I hope I am not confusing you with my stance on epigenetics. Ever since we wrote our book The Immortality Edge (Wiley 2010) I have stressed the role of things like diet, meditation, supplementation, exercise and sleep regulation, as a way of influencing your future health, wellness and longevity. In my Longevity Now talks last year, I reviewed how these things affected epigenetics and predicted, at that time, epigenetics would be the hot topic to come. And now it is.
There is good news and bad news. Bad news first. Epigenetic study is probably not going to reveal a whole lot of new human behaviors that will modify your future. Again, reference our book. One commenter, on Amazon, noted that “eating right, exercising and meditation are hardly new”, whining that he/she wanted “new” stuff. Sorry, my friend, what has worked since the dawn of man will continue to work at a micro (telomeres and epigenetics) and macro (your health and wellness) level. Additionally, the bad news is we know less about the epigenome than the genome. What I wrote about two years ago and spoke about last year, is becoming apparent: we know less about something that may be far more important than our genes in determining our fate!

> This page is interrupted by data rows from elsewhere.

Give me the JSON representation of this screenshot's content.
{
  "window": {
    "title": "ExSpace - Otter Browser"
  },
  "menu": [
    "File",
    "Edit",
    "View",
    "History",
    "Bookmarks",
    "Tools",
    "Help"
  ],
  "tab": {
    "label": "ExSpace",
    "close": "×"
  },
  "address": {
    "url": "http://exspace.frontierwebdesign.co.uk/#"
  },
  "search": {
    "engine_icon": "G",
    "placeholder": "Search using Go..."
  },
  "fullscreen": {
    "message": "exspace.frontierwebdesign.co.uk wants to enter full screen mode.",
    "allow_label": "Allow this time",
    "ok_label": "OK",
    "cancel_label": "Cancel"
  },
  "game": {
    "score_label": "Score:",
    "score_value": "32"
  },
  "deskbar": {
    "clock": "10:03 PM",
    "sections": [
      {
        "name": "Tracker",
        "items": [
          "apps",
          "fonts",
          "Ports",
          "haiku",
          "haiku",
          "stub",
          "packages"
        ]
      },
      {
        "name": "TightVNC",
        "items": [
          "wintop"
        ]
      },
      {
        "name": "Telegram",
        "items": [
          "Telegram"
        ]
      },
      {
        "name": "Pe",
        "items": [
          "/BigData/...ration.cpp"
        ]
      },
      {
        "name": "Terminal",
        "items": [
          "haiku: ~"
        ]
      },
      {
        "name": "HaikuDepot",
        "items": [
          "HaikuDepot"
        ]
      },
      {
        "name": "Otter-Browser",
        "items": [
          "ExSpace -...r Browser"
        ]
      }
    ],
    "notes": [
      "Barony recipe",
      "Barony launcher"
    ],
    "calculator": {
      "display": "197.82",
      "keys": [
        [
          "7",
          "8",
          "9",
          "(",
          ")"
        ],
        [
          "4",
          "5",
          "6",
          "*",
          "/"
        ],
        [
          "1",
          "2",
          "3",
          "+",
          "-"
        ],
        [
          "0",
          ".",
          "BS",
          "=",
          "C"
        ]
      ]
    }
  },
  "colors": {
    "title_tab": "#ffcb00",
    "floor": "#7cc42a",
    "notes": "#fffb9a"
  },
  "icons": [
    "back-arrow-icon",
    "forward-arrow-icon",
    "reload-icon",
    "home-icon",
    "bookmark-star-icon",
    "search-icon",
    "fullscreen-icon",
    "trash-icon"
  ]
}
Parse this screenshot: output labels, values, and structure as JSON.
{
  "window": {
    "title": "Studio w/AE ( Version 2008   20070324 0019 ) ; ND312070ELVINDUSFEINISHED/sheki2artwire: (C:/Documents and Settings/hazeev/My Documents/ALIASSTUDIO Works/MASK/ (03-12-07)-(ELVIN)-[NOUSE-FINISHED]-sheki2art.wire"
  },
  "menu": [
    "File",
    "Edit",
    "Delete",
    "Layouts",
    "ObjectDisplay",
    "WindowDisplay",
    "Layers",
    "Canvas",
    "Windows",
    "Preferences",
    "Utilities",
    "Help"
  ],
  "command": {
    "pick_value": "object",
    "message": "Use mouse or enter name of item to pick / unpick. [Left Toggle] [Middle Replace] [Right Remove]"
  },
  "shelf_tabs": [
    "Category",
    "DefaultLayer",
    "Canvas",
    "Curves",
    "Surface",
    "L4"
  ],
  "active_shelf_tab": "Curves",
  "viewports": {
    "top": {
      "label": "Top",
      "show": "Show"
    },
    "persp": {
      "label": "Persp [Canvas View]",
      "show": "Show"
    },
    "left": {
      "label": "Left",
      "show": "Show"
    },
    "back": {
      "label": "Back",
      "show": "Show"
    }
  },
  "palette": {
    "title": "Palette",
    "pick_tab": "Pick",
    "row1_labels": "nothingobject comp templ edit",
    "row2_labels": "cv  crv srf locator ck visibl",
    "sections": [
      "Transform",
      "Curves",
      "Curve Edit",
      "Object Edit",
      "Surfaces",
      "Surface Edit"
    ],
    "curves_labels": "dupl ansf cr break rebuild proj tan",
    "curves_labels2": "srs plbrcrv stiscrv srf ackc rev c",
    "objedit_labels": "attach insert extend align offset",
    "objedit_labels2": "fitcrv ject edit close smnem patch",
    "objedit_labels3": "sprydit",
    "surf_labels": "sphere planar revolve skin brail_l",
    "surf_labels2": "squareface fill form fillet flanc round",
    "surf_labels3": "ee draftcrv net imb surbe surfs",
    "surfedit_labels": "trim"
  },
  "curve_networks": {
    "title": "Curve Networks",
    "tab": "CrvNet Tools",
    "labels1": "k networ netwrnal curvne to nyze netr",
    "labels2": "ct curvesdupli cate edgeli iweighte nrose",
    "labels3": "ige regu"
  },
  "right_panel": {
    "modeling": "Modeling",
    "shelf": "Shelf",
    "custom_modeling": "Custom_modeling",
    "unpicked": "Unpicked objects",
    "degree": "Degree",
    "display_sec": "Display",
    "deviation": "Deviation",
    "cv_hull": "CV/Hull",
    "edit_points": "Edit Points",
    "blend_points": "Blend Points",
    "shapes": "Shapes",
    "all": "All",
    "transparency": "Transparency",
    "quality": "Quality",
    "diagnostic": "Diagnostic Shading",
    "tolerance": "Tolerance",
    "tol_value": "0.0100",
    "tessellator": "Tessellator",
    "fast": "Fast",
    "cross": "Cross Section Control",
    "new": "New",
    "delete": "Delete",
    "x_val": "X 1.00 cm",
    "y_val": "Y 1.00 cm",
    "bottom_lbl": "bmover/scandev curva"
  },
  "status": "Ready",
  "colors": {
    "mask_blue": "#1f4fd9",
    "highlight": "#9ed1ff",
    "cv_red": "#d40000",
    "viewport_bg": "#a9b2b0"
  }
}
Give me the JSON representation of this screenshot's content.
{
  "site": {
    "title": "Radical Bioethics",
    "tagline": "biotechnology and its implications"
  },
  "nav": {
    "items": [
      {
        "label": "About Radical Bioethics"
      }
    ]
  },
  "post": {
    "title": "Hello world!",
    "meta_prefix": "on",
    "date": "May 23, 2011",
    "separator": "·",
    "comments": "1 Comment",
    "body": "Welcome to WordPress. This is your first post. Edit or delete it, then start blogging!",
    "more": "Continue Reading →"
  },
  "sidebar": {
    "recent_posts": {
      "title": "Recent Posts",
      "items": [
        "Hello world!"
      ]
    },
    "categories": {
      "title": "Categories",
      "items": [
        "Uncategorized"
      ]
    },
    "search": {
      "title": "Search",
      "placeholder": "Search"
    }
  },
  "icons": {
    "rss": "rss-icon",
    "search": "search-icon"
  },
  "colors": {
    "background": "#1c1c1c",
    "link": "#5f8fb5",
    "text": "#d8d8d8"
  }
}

Final piece of bad news: in spite of what the usual suspects are telling you, we do not know all that much (other than eating right, meditating, exercising, and supplementing) about how to create really favorable epigenomes, out of not so favorable ones. So while “yoga for epigenetics” or “Our diet or diet pill for epigenetics” or “exercise programs for epigenetics” makes sense, they are as yet unproven, so the claims are to be taken carefully, please.
The good news is that there is tremendous interest (funding) for all that and because of ever increasing computer power and global connectivity, the answers will come flooding in over the next few years, faster than ever!
What is likely to happen first is the disease based model we have lived with in medicine for centuries. Scientists will be looking to develop tests and drugs, to combat unhealthy epigenomes – while Mother Nature has already supplied the answer!
Cancer is one area where there is a flurry of epigenetic research and colon cancer, my personal greatest fear, is tops on the list, as of today, with breast cancer a close second.
A recent article, referenced below, has identified something called VELs, Variant Enhancer Loci that can be used to predict the risk of colon cancer. These are not part of the genome, but rather the epigenome. They represent methylation gains and losses in thousands of histones (proteins attached to DNA – histones really are the major physical arbiters of epigenetics!) spread across the entire genome. Since this pattern of changes is strongly predictive of colon cancer risk, it will surely be developed into a “pre test” for said cancer, allowing us to see a person at risk, long before a polyp or cancer develops. And of course it then allows for follow up testing and a chance to change that epigenetic expression by the doctor and the patient. It does not alter your genetics and if you have high risk genes, you can’t change that. But, by far, most people succumb to their epigenetics, not their genetics, so you really can change the balance of these epigenetic marks, from sickness to health.
In case you are wondering about the role of telomeres here, an increasing percentage of short telomeres is almost always found in these situations, so therapy there may also help reverse the damage.
You will soon see profiles for other types of cancer, heart disease and diabetes, as well. All of these are markers for accelerated aging, in my book, so I am going to predict a significant overlap in these epigenetic marks. Further, I am going to predict that the central clearing house for these effects will be the telomere.
Speaking of books, if you want to know what you can do to clean up your epigenetics, make sure you read our book, The Immortality Edge, because everything that helps the telomere helps your epigenetics as well!
Stay tuned to the newsletters and blogs so you can get the developments in honest, unadulterated fashion.
Science. 2012 Apr 12. [Epub ahead of print]
Epigenomic Enhancer Profiling Defines a Signature of Colon Cancer.
Akhtar-Zaidi B, Cowper-Sal Lari R, Corradin O, Saiakhova A, Bartels CF, Balasubramanian D, Myeroff L, Lutterbaugh J, Jarrar A, Kalady MF, Willis J, Moore JH,Tesar PJ, Laframboise T, Markowitz S, Lupien M, Scacheri PC. Source
Department of Genetics and Genome Sciences, Case Western Reserve University, Cleveland, OH 44106, USA.